_DESCRIPTION OF THE TASK_
Show all lines from the records below in which the string "fieldlines" is present.

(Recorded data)
※
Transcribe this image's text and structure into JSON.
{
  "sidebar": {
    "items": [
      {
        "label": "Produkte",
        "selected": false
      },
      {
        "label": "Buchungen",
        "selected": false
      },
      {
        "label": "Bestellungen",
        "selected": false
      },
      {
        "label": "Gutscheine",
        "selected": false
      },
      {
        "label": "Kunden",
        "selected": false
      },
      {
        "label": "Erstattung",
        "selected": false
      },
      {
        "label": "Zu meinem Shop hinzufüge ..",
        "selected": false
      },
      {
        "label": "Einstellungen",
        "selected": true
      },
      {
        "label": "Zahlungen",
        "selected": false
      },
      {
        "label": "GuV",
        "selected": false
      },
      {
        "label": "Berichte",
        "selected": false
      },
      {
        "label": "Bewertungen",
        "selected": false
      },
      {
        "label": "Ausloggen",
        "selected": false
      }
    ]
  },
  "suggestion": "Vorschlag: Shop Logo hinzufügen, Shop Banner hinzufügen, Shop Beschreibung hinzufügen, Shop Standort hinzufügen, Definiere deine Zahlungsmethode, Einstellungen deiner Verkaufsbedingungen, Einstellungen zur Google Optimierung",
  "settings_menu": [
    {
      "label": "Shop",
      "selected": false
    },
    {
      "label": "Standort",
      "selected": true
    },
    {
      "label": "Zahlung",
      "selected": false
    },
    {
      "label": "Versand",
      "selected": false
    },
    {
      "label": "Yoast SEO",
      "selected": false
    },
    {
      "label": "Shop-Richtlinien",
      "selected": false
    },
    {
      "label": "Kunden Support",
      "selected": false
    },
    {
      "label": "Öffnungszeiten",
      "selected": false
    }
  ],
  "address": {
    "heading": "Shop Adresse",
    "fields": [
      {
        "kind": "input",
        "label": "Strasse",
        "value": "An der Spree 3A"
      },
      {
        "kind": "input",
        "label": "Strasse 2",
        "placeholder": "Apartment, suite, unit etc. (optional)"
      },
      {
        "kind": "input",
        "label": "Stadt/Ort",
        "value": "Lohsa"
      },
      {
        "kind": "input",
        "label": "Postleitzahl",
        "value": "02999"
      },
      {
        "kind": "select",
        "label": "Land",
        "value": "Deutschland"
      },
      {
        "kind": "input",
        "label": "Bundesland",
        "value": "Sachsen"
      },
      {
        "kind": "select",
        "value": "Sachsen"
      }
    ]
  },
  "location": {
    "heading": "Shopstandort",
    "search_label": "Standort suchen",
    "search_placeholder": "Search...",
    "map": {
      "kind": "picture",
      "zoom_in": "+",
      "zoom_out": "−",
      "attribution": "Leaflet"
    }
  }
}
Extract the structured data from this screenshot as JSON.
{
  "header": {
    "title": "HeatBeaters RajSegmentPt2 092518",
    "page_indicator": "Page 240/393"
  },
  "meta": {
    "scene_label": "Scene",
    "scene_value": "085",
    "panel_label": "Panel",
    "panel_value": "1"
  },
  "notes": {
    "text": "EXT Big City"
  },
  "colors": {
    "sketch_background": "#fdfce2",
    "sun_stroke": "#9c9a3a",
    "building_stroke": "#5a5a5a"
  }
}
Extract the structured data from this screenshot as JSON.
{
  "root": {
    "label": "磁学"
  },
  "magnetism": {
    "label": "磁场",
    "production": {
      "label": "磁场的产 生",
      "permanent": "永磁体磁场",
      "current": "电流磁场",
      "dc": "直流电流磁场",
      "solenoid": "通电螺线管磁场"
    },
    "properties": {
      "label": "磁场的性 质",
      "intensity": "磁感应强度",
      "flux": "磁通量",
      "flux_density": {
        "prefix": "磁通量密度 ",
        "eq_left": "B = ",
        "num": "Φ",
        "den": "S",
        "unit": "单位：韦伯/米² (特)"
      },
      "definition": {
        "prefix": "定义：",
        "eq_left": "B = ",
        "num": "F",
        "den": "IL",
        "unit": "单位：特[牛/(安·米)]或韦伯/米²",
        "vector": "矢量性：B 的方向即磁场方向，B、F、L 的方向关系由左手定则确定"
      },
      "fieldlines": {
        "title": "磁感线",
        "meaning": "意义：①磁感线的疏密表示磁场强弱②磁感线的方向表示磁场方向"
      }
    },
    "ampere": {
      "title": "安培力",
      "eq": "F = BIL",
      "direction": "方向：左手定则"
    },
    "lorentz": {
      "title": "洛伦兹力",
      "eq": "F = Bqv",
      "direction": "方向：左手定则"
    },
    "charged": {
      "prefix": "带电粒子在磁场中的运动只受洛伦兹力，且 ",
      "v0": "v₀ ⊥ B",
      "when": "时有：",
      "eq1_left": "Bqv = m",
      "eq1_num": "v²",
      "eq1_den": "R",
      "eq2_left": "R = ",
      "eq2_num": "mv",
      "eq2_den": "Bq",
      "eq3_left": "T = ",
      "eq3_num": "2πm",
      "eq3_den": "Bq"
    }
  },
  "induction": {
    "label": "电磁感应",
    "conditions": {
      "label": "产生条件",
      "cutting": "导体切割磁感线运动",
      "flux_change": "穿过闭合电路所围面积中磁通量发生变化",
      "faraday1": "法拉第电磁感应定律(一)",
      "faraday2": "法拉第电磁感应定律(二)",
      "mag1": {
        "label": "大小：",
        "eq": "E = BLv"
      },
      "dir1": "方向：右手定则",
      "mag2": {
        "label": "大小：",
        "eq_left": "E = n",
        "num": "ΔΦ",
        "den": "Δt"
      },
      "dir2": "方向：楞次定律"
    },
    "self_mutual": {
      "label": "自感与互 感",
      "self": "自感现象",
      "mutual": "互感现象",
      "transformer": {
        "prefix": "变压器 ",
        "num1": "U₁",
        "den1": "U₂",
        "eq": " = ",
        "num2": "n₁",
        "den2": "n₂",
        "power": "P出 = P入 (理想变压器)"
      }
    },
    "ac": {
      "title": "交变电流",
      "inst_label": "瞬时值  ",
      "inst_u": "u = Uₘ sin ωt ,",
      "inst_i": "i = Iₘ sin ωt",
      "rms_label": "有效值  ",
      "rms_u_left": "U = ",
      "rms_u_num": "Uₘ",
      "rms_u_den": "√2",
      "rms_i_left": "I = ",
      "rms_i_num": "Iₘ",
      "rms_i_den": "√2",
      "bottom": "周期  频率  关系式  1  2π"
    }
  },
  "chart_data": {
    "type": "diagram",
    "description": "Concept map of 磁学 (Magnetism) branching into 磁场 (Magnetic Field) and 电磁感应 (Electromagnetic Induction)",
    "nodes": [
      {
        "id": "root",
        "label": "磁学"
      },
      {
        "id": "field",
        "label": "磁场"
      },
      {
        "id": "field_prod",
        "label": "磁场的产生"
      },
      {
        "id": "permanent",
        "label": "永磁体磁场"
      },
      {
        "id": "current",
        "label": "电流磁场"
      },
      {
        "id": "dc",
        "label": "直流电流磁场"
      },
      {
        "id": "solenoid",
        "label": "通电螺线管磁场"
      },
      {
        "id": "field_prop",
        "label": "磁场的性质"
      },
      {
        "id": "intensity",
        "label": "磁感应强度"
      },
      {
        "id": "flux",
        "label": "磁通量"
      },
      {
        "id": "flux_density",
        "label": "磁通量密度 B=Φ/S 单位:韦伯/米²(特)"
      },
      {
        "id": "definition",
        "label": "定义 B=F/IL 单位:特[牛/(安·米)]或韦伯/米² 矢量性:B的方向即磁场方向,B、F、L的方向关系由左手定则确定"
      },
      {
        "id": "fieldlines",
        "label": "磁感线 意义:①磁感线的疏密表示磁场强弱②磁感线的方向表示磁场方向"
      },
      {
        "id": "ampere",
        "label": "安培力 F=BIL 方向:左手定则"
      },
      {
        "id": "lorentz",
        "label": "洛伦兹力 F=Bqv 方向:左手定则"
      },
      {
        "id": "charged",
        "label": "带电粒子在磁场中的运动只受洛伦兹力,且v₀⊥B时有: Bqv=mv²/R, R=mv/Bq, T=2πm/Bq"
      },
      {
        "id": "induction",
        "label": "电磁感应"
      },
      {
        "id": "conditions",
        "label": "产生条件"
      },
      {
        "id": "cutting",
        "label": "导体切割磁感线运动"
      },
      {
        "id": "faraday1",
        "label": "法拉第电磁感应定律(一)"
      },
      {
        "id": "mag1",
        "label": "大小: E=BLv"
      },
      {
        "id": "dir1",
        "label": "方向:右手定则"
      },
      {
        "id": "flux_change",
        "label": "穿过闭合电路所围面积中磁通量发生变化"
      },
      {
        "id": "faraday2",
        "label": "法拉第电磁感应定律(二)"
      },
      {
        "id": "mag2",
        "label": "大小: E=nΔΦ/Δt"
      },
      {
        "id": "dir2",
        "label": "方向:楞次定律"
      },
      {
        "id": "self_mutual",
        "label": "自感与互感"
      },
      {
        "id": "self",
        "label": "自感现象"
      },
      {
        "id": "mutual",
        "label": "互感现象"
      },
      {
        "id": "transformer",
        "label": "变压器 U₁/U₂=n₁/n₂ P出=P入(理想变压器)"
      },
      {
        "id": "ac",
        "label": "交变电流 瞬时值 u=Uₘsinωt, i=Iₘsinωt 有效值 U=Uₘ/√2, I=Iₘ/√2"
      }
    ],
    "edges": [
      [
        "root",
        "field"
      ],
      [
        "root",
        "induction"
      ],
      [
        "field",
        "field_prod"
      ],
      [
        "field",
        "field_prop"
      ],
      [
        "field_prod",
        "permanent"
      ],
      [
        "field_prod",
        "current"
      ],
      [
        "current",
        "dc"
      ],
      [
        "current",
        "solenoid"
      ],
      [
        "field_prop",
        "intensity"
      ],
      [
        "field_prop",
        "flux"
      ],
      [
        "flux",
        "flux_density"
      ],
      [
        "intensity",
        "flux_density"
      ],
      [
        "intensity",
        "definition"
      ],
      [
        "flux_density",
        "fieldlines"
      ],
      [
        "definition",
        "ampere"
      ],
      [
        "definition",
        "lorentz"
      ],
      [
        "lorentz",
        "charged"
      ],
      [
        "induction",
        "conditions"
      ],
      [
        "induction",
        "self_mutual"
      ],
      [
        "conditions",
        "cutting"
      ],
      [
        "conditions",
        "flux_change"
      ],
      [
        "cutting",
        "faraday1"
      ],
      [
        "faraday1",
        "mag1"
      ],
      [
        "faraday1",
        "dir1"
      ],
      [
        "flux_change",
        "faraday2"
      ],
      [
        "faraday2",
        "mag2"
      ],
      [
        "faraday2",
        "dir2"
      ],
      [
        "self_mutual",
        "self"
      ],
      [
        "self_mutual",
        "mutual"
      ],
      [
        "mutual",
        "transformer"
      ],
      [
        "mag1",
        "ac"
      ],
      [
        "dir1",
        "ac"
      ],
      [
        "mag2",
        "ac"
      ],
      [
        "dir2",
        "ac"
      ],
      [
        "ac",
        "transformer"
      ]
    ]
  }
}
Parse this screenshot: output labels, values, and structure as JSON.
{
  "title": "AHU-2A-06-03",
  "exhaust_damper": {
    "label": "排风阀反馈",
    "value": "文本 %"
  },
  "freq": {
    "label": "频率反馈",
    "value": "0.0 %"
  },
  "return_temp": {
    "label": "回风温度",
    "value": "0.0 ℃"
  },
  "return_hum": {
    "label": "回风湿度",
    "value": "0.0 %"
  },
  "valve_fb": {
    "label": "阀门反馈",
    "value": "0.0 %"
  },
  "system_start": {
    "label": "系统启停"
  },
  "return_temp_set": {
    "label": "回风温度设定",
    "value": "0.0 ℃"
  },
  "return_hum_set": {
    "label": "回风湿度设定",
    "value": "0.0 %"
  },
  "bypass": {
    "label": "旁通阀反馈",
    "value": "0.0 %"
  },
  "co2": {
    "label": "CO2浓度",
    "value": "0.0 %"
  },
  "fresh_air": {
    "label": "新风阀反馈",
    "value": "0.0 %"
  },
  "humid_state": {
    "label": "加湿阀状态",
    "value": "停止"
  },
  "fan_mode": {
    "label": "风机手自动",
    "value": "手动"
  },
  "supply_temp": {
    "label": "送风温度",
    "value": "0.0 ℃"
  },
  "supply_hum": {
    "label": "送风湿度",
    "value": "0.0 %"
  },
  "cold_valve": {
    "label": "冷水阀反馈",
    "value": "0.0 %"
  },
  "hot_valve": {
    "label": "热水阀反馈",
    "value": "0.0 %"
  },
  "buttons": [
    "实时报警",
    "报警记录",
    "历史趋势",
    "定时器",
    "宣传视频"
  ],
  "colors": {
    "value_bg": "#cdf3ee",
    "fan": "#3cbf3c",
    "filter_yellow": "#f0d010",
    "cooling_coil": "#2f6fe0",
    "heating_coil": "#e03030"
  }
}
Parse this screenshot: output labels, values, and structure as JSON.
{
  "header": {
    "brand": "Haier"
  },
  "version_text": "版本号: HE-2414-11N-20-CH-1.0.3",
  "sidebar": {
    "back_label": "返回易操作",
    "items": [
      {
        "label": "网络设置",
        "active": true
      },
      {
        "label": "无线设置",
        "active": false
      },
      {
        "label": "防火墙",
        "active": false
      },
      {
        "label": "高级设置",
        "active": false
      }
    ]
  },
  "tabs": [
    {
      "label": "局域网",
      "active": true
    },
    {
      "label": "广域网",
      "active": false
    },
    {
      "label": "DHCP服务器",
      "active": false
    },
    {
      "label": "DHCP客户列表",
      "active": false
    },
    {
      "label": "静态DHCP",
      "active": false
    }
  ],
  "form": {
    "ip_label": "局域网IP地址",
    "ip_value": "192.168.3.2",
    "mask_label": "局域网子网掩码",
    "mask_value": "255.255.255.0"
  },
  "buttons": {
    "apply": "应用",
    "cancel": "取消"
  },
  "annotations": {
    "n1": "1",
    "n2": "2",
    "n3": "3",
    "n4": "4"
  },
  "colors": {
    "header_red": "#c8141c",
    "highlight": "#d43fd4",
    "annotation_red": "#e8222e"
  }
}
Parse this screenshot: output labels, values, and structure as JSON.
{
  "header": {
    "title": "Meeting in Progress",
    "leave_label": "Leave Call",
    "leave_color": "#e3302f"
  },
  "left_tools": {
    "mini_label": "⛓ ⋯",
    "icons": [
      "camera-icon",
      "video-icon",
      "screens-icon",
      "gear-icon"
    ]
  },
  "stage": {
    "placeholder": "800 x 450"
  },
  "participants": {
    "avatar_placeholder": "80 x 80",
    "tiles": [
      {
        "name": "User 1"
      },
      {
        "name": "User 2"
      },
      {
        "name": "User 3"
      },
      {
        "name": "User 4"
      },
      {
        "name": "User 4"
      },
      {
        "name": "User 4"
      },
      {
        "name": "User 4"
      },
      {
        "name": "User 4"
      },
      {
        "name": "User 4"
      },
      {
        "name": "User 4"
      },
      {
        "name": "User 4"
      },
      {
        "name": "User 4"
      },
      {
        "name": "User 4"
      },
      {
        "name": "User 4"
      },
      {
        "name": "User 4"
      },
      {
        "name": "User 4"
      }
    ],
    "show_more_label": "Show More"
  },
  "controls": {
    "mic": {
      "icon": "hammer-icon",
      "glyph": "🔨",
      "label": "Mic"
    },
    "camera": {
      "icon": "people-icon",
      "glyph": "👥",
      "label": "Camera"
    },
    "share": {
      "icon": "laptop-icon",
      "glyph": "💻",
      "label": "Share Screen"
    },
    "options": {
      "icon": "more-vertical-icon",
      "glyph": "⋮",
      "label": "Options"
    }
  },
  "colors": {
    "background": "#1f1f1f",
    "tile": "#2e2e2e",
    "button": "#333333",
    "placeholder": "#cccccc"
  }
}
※
_WRITTEN REPLY_
      "fieldlines": {
        "id": "fieldlines",
        "fieldlines"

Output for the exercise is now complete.